Before Kirk and Spock actually beam down, Scotty offers them a lot of different weapons. Do those weapons have a lot of customisation, or is it basically what Scotty comes with?

Though that isn’t something we’ve got around to revealing yet, Scotty has a big role in terms of what he can do for you in terms of weapons and the tricorder. Though, we have to save some stuff for post-E3, so that’s for the future!

Spock’s scanning ability seems quite different from other games. In other games you don’t really see characters stopping during combat and scanning. We saw in the demo how Spock highlighted a weak spot on the Gorn. What other tactical advantages and benefits will the tricorder provide?
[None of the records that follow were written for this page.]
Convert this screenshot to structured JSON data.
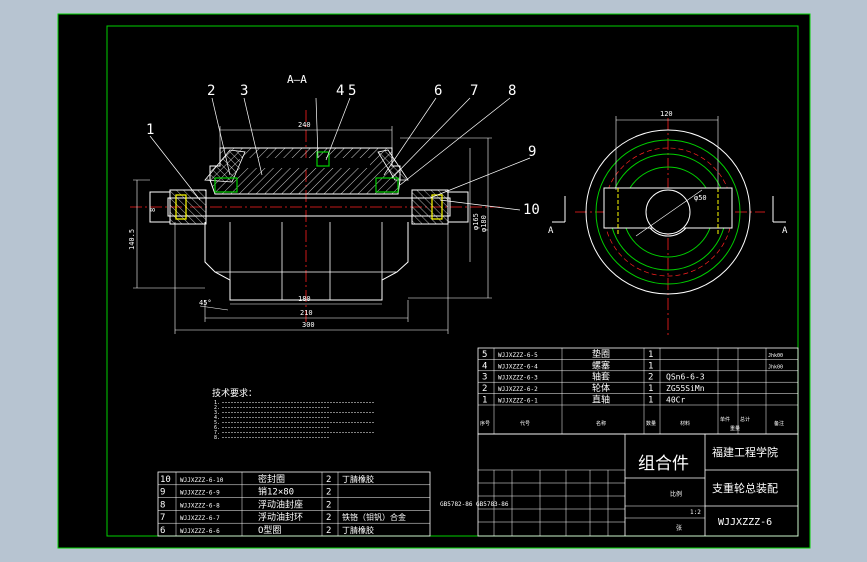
{
  "colors": {
    "background": "#b7c4d1",
    "paper": "#000000",
    "frame": "#00d000",
    "geometry": "#ffffff",
    "centerline": "#ff2020",
    "hatch": "#ffffff",
    "dimension": "#ffffff",
    "hidden": "#ffff00",
    "cyan_line": "#00ffff"
  },
  "section": {
    "label": "A—A",
    "callouts": [
      "1",
      "2",
      "3",
      "4",
      "5",
      "6",
      "7",
      "8",
      "9",
      "10"
    ]
  },
  "dims": {
    "d240": "240",
    "d180": "180",
    "d210": "210",
    "d300": "300",
    "d140_5": "140.5",
    "d8": "8",
    "d165": "φ165",
    "d180v": "φ180",
    "d45": "45°",
    "side_120": "120",
    "side_phi": "φ50"
  },
  "side_view": {
    "section_mark_left": "A",
    "section_mark_right": "A"
  },
  "notes": {
    "title": "技术要求：",
    "lines": [
      "1.",
      "2.",
      "3.",
      "4.",
      "5.",
      "6.",
      "7.",
      "8."
    ]
  },
  "bom_upper": [
    {
      "no": "5",
      "code": "WJJXZZZ-6-5",
      "name": "垫圈",
      "qty": "1",
      "material": "",
      "note": "Jhk00"
    },
    {
      "no": "4",
      "code": "WJJXZZZ-6-4",
      "name": "螺塞",
      "qty": "1",
      "material": "",
      "note": "Jhk00"
    },
    {
      "no": "3",
      "code": "WJJXZZZ-6-3",
      "name": "轴套",
      "qty": "2",
      "material": "QSn6-6-3",
      "note": ""
    },
    {
      "no": "2",
      "code": "WJJXZZZ-6-2",
      "name": "轮体",
      "qty": "1",
      "material": "ZG55SiMn",
      "note": ""
    },
    {
      "no": "1",
      "code": "WJJXZZZ-6-1",
      "name": "直轴",
      "qty": "1",
      "material": "40Cr",
      "note": ""
    }
  ],
  "bom_upper_header": {
    "no": "序号",
    "code": "代号",
    "name": "名称",
    "qty": "数量",
    "material": "材料",
    "unit_weight": "单件",
    "total_weight": "总计",
    "weight": "重量",
    "note": "备注"
  },
  "bom_lower": [
    {
      "no": "10",
      "code": "WJJXZZZ-6-10",
      "name": "密封圈",
      "qty": "2",
      "material": "丁腈橡胶"
    },
    {
      "no": "9",
      "code": "WJJXZZZ-6-9",
      "name": "销12×80",
      "qty": "2",
      "material": ""
    },
    {
      "no": "8",
      "code": "WJJXZZZ-6-8",
      "name": "浮动油封座",
      "qty": "2",
      "material": ""
    },
    {
      "no": "7",
      "code": "WJJXZZZ-6-7",
      "name": "浮动油封环",
      "qty": "2",
      "material": "铁铬（钼钒）合金"
    },
    {
      "no": "6",
      "code": "WJJXZZZ-6-6",
      "name": "O型圈",
      "qty": "2",
      "material": "丁腈橡胶"
    }
  ],
  "title_block": {
    "drawing_type": "组合件",
    "school": "福建工程学院",
    "drawing_name": "支重轮总装配",
    "drawing_no": "WJJXZZZ-6",
    "std1": "GB5782-86",
    "std2": "GB5783-86",
    "ratio_label": "比例",
    "sheet_label": "张",
    "scale": "1:2"
  }
}
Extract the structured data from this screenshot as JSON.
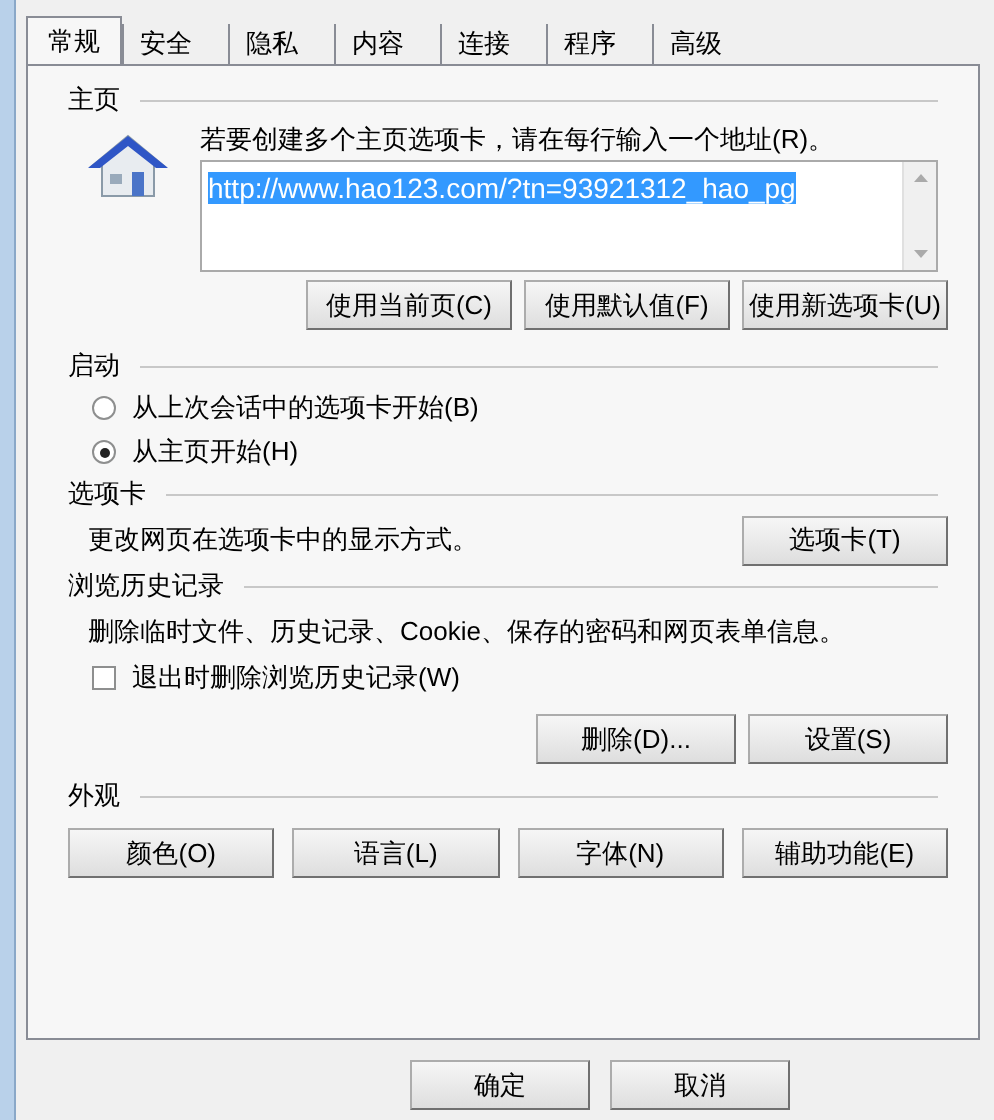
{
  "tabs": [
    {
      "label": "常规",
      "selected": true
    },
    {
      "label": "安全",
      "selected": false
    },
    {
      "label": "隐私",
      "selected": false
    },
    {
      "label": "内容",
      "selected": false
    },
    {
      "label": "连接",
      "selected": false
    },
    {
      "label": "程序",
      "selected": false
    },
    {
      "label": "高级",
      "selected": false
    }
  ],
  "home_page": {
    "label": "主页",
    "instruction": "若要创建多个主页选项卡，请在每行输入一个地址(R)。",
    "url": "http://www.hao123.com/?tn=93921312_hao_pg",
    "url_selected": true,
    "buttons": [
      "使用当前页(C)",
      "使用默认值(F)",
      "使用新选项卡(U)"
    ]
  },
  "startup": {
    "label": "启动",
    "options": [
      {
        "label": "从上次会话中的选项卡开始(B)",
        "selected": false
      },
      {
        "label": "从主页开始(H)",
        "selected": true
      }
    ]
  },
  "tabs_section": {
    "label": "选项卡",
    "description": "更改网页在选项卡中的显示方式。",
    "button": "选项卡(T)"
  },
  "history": {
    "label": "浏览历史记录",
    "description": "删除临时文件、历史记录、Cookie、保存的密码和网页表单信息。",
    "checkbox": {
      "label": "退出时删除浏览历史记录(W)",
      "checked": false
    },
    "buttons": [
      "删除(D)...",
      "设置(S)"
    ]
  },
  "appearance": {
    "label": "外观",
    "buttons": [
      "颜色(O)",
      "语言(L)",
      "字体(N)",
      "辅助功能(E)"
    ]
  },
  "dialog_buttons": [
    "确定",
    "取消"
  ]
}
There’s a lot of them. That’s actually something that we really have latched on to because every other game that has those types of abilities makes it almost like a gameplay contrivance. You know, where you have to click into a mode to see more things in the world. But we’ve got this tricorder that’s always with you.

I guess the way I sometimes explain how the tricorder works is that it actually encapsulates the whole game. It’s like, someone’s built some Metroid Prime in Uncharted. Play Metroid Prime, see the way the scanning and the world works I think you’re going to get a feel for what we’re trying to do with the tricorder.

Kirk and Spock have different abilities, Spock with his mild meld and his Vulcan death grip, Kirk with his firearms. How do they complement each other? Say with a big boss battle, how would they go about it?

I’ll just be talking about what you saw in the demo! There are situations where one guy is scanning for weak points, there are situations where you can use distraction techniques to make the enemy charge and take damage. I think even beyond that, we try to put you in cinematic situations where both players have something to do from their own perspectives that are in character. That’s how we try to always have the personalities of Kirk and Spock filter through the whole game.

In terms of the cinematic qualities, Star Trek is obviously a very cinematic film, is that something you’ve tried to capture in the game as well?

Yeah, although I guess the only difference is that we wanted to make sure there was player agency in the cinematics. That’s probably what you saw in the demo. Every cinematic has player agency, so it’s not like you’re ever just sitting there going “that’s cool, but I want to do something”. So it’s become another pillar, or mantra that we have: we want there to be cinematic moments, but they have to have the player making decisions during them.

You had the demo in 3D across two screens showing two different 3D feeds. Is the game going to be in 3D as well?

Absolutely the game is in 3D! You can play it in 2D as well, but we’re really proud of what we’ve done, we think our 3D is the best currently in the industry actually, so we really wanted to show people the full experience.

Is it possible to have split-screen co-op and have the 3D effect as well?

Yup! Those are the types of things that you saw in the demo where we had 2 screens but one pair of glasses, that’s the second time (technically) that that’s ever been shown. We showed it in Las Vagas as a test run a couple of months ago but the video cards that were running in there, to do that, actually there are only seven of them in the world.

So we’re really trying to push forward with 3D technology because we think that it’s something else that in Star Trek, it actually makes sense. 3D feels right for Star Trek. So for those people that have it and can take advantage of it, we want to make sure that they get the best experience of it. And for those who don’t, we’re still going to give them a great time.

Star Trek is due to be released for the Xbox 360, PlayStation 3 and Windows PC in 2013.